* _Exercise_
Scan each line of the records for the word "artist" and extract the ones that have it.

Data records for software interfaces
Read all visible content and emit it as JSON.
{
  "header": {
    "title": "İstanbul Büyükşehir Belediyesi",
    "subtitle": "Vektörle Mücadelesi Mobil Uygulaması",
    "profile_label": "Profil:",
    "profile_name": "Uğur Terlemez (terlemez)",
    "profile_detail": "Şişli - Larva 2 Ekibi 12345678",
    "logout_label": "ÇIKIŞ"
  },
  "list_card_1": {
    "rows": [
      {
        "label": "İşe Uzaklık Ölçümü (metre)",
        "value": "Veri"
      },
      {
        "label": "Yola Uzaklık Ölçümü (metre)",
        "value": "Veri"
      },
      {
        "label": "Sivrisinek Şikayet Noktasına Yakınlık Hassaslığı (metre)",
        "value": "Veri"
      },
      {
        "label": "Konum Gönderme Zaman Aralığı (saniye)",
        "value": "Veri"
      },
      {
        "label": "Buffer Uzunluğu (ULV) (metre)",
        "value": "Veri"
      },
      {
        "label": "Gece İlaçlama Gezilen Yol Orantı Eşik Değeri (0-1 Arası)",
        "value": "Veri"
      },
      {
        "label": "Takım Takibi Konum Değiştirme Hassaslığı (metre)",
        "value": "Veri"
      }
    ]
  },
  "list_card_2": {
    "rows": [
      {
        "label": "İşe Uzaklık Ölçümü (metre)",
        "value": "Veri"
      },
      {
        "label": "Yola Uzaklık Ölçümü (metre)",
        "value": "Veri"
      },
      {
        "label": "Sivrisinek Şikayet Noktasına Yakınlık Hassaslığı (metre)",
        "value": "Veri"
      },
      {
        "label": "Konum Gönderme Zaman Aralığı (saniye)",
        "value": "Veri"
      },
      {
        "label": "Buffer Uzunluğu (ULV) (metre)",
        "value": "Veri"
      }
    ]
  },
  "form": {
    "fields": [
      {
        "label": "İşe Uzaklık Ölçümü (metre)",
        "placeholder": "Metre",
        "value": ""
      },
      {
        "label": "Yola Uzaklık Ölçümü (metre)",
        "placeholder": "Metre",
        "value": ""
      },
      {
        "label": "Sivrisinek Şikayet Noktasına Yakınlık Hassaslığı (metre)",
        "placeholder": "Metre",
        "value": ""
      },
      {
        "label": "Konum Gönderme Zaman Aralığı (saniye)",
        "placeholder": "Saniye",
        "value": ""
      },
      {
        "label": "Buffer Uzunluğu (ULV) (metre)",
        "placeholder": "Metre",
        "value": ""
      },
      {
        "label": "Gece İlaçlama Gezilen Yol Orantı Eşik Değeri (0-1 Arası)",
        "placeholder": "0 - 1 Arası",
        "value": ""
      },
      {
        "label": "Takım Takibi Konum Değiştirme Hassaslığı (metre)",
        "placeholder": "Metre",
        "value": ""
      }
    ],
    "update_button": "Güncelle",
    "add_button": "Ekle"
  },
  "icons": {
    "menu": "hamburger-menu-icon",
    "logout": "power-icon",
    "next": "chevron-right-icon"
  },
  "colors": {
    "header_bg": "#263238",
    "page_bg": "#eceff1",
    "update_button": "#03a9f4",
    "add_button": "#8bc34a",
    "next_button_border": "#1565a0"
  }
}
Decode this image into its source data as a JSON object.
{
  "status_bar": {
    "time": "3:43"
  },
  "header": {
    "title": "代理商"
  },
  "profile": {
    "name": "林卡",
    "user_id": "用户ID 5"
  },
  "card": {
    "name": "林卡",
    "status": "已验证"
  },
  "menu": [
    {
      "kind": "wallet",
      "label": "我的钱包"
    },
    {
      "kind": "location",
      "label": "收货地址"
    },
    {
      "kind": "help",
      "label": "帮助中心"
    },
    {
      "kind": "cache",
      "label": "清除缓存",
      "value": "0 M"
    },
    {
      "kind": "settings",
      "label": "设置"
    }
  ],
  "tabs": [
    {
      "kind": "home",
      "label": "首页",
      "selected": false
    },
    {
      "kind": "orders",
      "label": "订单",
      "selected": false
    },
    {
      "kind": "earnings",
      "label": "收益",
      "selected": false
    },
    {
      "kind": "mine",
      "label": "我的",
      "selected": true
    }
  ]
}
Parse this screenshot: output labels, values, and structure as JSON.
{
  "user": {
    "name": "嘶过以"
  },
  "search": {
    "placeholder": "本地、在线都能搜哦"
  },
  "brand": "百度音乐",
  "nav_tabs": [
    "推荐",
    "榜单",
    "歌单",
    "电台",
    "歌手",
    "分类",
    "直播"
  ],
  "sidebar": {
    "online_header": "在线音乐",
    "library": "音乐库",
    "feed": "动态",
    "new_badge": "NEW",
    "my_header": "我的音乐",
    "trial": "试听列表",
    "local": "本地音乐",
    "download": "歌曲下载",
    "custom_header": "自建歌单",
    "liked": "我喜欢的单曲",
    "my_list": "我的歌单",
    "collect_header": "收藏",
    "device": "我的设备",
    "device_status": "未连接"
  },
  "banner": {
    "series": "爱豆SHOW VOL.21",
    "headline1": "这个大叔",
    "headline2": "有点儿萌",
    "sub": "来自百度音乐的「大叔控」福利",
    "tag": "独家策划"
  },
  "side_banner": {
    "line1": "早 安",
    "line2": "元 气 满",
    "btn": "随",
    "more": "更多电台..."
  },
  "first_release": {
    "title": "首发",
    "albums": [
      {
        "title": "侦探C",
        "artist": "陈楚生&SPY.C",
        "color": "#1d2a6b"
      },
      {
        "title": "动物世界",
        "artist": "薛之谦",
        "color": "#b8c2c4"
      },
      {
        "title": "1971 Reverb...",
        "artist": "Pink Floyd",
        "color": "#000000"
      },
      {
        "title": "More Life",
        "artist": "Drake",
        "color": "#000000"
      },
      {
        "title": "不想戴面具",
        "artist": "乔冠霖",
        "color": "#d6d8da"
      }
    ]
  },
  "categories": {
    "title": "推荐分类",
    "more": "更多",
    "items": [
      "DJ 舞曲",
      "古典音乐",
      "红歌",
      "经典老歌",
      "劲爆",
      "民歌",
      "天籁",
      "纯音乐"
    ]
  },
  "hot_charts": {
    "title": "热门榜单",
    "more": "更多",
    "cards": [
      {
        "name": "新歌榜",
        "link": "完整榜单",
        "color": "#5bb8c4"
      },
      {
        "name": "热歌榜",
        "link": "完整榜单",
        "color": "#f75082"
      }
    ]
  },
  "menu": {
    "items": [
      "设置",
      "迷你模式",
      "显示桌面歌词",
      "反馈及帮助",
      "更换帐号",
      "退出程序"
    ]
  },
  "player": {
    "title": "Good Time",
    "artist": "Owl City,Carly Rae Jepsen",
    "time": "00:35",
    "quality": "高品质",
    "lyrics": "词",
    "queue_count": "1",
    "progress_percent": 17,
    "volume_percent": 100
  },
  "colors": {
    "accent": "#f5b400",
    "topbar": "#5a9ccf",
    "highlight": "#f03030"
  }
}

* _Solution for this exercise_
        "artist": "陈楚生&SPY.C",
        "artist": "薛之谦",
        "artist": "Pink Floyd",
        "artist": "Drake",
        "artist": "乔冠霖",
    "artist": "Owl City,Carly Rae Jepsen",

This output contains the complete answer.